+++ STUDY MATERIAL

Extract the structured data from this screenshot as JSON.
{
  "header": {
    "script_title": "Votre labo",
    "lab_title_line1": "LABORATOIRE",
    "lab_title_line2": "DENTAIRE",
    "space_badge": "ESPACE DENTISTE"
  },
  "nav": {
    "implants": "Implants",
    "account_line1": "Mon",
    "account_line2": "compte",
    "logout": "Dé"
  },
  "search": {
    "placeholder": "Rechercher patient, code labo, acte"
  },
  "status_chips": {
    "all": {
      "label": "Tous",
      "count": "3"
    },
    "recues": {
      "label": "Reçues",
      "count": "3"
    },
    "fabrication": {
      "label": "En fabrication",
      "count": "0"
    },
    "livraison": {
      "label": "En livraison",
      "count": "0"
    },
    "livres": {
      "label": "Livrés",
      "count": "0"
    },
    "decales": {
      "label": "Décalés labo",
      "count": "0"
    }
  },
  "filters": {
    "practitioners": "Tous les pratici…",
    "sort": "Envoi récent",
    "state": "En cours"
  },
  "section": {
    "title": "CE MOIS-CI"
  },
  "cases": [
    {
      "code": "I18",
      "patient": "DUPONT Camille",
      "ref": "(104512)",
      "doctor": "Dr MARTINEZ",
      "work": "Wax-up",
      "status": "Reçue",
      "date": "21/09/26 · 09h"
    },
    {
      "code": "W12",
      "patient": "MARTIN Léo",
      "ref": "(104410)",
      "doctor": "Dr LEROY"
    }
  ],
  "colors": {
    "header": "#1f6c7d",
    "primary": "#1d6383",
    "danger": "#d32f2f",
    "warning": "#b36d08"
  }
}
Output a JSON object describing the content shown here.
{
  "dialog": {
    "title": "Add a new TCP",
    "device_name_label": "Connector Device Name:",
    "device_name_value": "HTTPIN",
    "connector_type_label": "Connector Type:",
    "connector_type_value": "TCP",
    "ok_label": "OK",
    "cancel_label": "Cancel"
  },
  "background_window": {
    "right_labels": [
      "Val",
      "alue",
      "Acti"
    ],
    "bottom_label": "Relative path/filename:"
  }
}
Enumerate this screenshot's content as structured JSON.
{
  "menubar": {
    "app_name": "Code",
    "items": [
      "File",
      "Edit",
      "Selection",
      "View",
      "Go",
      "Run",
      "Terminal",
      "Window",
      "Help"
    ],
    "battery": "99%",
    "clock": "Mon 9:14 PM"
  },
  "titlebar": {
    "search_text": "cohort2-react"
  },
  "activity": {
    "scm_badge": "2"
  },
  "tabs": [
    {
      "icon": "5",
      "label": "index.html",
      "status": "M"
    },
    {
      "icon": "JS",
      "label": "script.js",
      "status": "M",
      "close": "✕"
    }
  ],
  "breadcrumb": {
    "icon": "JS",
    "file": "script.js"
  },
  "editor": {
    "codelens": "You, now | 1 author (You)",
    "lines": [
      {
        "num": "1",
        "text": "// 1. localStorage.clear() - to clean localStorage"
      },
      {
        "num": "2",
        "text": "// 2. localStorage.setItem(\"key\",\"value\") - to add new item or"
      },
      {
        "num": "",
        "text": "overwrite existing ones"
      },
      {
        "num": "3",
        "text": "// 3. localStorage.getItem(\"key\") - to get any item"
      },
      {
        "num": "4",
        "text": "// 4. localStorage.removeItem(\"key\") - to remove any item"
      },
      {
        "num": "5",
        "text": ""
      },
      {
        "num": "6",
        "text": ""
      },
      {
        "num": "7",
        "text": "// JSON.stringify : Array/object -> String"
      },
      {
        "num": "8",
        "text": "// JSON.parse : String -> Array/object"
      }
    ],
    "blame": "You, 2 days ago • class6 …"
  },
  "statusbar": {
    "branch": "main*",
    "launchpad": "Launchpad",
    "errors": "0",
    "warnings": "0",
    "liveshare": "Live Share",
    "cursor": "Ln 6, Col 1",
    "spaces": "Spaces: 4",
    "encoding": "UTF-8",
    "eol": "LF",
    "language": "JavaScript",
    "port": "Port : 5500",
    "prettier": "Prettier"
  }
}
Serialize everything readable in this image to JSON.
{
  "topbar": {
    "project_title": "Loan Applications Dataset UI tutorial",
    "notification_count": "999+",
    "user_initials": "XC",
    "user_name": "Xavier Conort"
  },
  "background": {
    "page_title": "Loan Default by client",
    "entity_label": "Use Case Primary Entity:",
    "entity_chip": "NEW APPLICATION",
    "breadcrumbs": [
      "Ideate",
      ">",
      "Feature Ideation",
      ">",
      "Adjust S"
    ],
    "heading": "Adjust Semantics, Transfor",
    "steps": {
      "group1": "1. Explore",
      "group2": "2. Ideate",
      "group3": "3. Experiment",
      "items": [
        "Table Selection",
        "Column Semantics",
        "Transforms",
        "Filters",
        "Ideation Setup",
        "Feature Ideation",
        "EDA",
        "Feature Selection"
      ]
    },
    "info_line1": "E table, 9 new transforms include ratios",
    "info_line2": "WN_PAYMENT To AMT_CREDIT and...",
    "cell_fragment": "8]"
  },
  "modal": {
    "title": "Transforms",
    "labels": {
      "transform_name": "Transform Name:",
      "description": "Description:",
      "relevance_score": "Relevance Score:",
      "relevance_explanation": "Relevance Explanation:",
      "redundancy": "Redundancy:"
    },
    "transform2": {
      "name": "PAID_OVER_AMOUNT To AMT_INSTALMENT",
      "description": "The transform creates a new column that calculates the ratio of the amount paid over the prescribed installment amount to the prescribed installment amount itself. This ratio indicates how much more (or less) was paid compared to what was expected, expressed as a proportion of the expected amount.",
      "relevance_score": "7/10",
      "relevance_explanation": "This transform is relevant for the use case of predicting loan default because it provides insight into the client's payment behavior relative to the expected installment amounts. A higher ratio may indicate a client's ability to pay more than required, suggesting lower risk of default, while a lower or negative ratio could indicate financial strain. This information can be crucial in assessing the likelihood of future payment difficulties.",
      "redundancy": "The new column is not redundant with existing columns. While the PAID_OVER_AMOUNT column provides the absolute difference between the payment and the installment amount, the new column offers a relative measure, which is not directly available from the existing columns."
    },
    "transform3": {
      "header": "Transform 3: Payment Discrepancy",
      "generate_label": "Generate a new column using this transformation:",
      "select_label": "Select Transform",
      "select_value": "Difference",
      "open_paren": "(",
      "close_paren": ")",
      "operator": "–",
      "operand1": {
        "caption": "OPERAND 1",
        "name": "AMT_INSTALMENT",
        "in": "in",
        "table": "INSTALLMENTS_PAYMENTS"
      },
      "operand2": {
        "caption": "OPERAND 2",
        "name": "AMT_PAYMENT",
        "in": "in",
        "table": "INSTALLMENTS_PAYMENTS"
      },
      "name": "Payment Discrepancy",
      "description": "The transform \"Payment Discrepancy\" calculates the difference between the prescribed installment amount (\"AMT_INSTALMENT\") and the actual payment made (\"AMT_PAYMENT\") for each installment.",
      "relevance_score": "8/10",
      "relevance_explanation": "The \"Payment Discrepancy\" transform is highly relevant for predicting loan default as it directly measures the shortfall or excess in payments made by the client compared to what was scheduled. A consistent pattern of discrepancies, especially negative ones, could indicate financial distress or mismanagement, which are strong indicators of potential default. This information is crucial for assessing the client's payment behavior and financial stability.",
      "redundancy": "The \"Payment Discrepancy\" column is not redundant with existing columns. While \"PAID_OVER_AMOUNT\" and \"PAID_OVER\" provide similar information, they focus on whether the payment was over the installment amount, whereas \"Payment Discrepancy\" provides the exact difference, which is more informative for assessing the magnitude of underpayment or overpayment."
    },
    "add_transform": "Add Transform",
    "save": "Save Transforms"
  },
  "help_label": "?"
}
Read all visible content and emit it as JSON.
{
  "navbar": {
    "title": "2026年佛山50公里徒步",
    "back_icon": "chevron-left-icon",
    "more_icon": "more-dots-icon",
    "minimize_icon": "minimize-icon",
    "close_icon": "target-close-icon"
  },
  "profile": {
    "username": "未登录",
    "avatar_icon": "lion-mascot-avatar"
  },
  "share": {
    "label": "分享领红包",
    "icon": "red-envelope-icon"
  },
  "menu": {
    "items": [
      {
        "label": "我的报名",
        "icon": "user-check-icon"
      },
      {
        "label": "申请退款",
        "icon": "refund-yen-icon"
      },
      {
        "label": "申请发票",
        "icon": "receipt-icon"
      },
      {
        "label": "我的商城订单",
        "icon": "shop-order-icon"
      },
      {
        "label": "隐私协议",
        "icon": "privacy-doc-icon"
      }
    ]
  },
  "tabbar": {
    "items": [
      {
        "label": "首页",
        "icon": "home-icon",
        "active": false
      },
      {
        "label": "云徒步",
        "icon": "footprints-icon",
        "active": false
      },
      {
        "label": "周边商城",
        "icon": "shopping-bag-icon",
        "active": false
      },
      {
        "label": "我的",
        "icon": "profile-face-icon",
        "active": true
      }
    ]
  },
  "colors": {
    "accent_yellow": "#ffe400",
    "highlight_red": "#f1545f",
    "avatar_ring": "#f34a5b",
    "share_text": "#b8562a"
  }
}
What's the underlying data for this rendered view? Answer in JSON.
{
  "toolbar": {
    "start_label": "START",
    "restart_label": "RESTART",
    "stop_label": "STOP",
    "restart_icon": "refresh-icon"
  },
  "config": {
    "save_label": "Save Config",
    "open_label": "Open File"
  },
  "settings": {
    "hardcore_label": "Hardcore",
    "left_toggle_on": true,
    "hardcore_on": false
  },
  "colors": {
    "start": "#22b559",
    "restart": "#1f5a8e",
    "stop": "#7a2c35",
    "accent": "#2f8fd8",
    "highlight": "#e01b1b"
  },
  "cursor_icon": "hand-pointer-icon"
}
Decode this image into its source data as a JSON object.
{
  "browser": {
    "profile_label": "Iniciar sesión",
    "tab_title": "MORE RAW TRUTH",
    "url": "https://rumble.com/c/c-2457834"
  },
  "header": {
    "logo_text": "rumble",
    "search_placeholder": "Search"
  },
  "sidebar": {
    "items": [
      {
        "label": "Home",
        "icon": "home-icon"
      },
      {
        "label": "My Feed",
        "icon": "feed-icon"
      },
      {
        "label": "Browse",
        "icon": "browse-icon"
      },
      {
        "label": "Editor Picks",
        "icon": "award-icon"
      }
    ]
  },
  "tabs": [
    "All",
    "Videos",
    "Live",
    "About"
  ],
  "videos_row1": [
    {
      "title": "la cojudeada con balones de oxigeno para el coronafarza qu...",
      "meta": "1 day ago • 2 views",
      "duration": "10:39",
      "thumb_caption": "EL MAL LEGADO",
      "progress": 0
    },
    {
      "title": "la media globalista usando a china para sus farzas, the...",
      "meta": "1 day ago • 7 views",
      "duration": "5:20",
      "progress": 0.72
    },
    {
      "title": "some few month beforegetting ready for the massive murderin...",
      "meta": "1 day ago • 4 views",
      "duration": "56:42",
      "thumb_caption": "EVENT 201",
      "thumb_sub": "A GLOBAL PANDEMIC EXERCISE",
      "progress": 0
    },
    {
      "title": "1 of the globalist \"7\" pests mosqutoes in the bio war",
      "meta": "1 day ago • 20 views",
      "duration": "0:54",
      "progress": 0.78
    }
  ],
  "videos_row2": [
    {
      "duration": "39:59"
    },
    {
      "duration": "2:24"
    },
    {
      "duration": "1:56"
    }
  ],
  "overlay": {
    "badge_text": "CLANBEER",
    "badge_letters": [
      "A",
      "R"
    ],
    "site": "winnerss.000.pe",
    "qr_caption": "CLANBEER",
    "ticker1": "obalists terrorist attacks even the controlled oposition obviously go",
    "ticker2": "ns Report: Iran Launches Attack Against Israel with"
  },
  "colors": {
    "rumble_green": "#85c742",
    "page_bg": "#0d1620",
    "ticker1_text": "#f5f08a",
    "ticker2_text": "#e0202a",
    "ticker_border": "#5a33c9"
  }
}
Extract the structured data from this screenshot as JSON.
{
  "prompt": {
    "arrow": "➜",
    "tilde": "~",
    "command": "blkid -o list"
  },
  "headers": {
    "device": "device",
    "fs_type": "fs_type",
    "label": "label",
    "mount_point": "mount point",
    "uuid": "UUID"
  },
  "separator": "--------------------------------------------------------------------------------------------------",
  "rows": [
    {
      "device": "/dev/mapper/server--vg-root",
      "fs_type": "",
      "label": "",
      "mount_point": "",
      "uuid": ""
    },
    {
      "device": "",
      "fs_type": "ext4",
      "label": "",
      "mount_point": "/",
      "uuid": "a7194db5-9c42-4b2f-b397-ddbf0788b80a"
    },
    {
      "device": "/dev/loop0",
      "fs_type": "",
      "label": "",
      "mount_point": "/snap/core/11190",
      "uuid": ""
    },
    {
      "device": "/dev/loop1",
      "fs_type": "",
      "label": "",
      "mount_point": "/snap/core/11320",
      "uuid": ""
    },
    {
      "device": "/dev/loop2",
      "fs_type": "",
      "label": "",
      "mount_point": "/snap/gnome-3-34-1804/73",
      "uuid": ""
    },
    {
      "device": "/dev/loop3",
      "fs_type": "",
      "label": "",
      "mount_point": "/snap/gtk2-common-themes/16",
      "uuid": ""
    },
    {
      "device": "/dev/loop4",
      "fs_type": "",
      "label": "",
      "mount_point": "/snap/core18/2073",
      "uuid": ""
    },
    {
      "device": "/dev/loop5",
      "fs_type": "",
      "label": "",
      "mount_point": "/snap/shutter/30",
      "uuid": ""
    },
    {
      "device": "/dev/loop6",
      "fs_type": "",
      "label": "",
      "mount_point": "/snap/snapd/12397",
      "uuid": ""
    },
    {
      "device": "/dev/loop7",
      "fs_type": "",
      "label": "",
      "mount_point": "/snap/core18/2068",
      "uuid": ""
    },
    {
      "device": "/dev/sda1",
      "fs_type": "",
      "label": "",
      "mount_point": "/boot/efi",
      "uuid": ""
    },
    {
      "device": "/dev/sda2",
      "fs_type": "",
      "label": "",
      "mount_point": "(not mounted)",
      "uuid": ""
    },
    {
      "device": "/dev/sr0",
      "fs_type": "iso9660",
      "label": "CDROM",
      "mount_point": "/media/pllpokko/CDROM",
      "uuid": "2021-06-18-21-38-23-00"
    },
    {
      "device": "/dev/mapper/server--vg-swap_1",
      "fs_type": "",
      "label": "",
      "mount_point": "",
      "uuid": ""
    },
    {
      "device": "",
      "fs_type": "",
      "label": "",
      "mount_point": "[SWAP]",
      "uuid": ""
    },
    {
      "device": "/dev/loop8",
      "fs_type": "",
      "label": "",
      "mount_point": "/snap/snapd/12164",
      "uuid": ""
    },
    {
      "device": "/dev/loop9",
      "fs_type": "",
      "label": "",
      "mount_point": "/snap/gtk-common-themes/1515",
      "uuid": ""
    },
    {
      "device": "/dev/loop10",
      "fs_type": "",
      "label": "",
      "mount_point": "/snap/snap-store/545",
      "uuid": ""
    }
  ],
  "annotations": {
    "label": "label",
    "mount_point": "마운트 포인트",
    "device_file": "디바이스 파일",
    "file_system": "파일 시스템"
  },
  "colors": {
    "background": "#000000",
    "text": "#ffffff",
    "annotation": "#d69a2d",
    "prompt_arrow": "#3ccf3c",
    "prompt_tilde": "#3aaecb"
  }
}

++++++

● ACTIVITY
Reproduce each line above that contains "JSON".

● ANSWER SPACE
Extract the structured data from this screenshot as JSON.
Output a JSON object describing the content shown here.
Enumerate this screenshot's content as structured JSON.
        "text": "// JSON.stringify : Array/object -> String"
        "text": "// JSON.parse : String -> Array/object"
Serialize everything readable in this image to JSON.
Read all visible content and emit it as JSON.
What's the underlying data for this rendered view? Answer in JSON.
Decode this image into its source data as a JSON object.
Extract the structured data from this screenshot as JSON.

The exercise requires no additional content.